# [Assignment]
Determine how many lines in the entries below contain "Applicant", and output only that number.

Source records:
--- START ---

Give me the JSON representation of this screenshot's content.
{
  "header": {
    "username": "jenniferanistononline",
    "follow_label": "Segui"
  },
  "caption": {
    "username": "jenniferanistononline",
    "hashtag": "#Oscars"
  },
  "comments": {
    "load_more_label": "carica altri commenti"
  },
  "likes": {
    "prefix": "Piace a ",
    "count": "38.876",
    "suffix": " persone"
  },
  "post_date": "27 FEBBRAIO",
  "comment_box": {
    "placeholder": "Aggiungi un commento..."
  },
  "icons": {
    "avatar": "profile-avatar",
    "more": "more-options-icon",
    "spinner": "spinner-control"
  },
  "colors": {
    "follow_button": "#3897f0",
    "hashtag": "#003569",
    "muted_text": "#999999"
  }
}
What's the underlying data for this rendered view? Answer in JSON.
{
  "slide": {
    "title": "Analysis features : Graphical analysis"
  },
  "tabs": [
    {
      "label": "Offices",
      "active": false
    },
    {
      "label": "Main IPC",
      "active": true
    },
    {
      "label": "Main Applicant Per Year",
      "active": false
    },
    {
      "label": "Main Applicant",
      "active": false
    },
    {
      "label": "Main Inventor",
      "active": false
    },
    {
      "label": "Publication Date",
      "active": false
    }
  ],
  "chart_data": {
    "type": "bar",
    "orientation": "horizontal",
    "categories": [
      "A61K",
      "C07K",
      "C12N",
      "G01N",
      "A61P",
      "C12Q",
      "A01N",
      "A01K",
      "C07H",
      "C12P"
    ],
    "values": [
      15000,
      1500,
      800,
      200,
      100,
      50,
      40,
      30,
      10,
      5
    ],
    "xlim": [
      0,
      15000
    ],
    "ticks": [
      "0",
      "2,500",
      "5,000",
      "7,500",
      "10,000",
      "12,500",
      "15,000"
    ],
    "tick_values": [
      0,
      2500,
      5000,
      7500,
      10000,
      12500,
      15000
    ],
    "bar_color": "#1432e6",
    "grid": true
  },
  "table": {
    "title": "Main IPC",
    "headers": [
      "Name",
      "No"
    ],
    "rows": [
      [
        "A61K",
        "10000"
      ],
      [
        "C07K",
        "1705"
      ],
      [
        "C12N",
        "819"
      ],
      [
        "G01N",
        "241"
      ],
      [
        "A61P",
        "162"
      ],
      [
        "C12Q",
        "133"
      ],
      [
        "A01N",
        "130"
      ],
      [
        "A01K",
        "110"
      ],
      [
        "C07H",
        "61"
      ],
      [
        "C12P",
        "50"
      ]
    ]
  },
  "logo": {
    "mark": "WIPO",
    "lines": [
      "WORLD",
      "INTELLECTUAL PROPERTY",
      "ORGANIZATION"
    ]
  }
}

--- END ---

# [Exercise output]
2